Trees of Winter
Oh, they are lovely trees that wait
In the still hall of winter,
Silent and good where the Good Planter
Fixed the root, wove the branch delicate.
Friendly the birches in the thin light
By the frost sanctified,
And here, too, silent by their side
I stand in the woods, listening, upright,
Hearing in the cold of the long pause
Of the full year
What trees intend that I should hear:
Interpretations of old laws…
Hearing the faint, the chickadee cry
Of root that molders,
Of branch bent, and leaf that withers
And little brown seed that does not die.
~ by E.B. White
Hearing No Long Pause:
E. B. White and a Lament for Lack of Winter
by Andrew Lazo
Don’t I wish.
I grew up in northern California, where winter meant day upon day of rain. That steady deluge however offered more than just Seattle-like drear. Instead, I found great comfort in falling asleep beneath raindrops on rooftop, sure that its steady song would sing me through my sleep.
I’ve wintered in Chicago, forty-six below, and have had my breath frost over on my face.

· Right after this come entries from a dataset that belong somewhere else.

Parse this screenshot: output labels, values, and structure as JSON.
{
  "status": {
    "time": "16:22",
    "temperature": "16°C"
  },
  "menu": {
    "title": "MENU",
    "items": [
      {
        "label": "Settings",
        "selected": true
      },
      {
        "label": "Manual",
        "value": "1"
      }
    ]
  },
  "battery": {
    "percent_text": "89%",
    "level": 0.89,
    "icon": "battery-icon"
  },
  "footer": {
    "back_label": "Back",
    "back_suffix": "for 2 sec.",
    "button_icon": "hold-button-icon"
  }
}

And I’ve lived in the South, where snow fell gently maybe a dozen days each winter, dusting the ground for a quick while, fading away before the end of the week.

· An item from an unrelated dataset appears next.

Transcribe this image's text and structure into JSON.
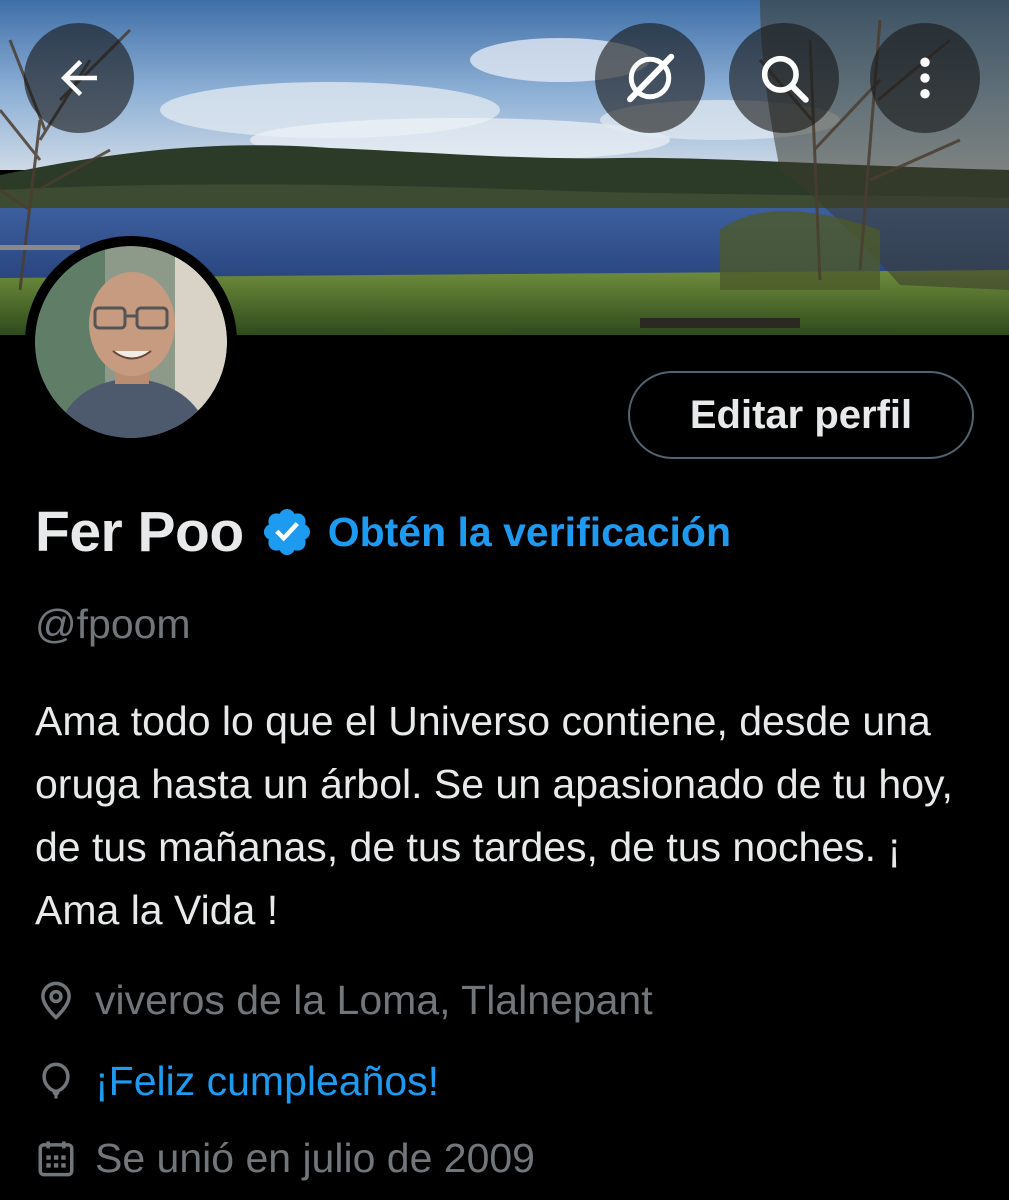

And now I live in Houston, Texas, a tropical zone, with brief aberrations of cool weather. Most of you would call our winter “Spring.” And, with apologies to those of you who have survived Snowpocalypse, reading this from behind the drifts even now pressing up against your doors, I despise the weather here. I envy you.
Here, we take out our sweaters then tuck them away again in less than a week. And pull out shorts. I’ve had my heater and my air-conditioner on the same day—and it was Christmas Day. We shut schools for a snow day when not a flake flies. And the natives, however much I love them, shiver when the mercury falls below seventy, and complain loud and long.
In the meantime I complain, and wish for a good, glorious Autumn, and for Winter. Here I have no need for cocoa or gloves, or sleds, or layers of blankets—all of which offer some comfort and help in that old game of playing hide-and-seek with the freezing air. Coffee, however hot, just doesn’t do so much on a humid mid-January morning. We know nothing here of white Christmases, however much we dream.
And then E. B. White has the audacity to fling in my face phrases such as “the still hall of winter,” “by frost sanctified,” and, worst of all, “in the cold of the long pause.” With no exaggeration I tell you that, here in Houston, our peaceful pause it is by no means frozen, and is interrupted in my neighborhood by the year-round jangle of the ice-cream man. How his tinny tune unnerves me and even sets my teeth a little bit on edge. The closest we get to winter, it seems, is cheap ice cream, delivered to the door.
Even still, I have chosen to live here in the tropics, and many, many blessings accompany the cold cost I pay each year. My complaints about seemingly endless heat and humidity notwithstanding, Houston, seen through the lens of White’s poem, offers me one decided advantage: it teaches me another way to long for something.
I too have stood “silent by the side” of trees silvered by frost. I too know and love the “thin light” and the “branches bent.” I remember, even as the memory chills me cheeringly, “the branch delicate,” and “the lovely trees that wait.” And I trust that the Good Planter has chosen carefully this plot of ground for me in this season of my life.
I long for snow such as Kelly snapped for me this morning, and I know I’ll never taste it here in Houston. But this longing helps me smile in the sunshine when I by all rights should see snow. For longing is a great good for me, as it was for C. S. Lewis.
And much more, this longing proved a great good for Wordsworth, who taught both Lewis and me, and countless others (you too?) to find in Nature “a presence that disturbs me with the Joy of elevated thoughts.” Living so far away from winter makes me glad at least for the sharp pang of missing it. And if Dante’s Hell is cold, then might a corner of Heaven be wintry as well—full of snowball fights with cheering cherubim, perhaps, or snow angels made by seraphs?
If nothing else, my balmy longing for such a winter as White portrays fills me with Wordsworth’s hope: a hope that I may “become a living soul: / While with an eye made quiet by the power / Of harmony, and the deep power of joy, / We see into the life of things.”
Amen. Throw a snowball for me up there in the North, won’t you please? Here down South I’ll eat a snow cone for you. I think I hear the ice-cream man.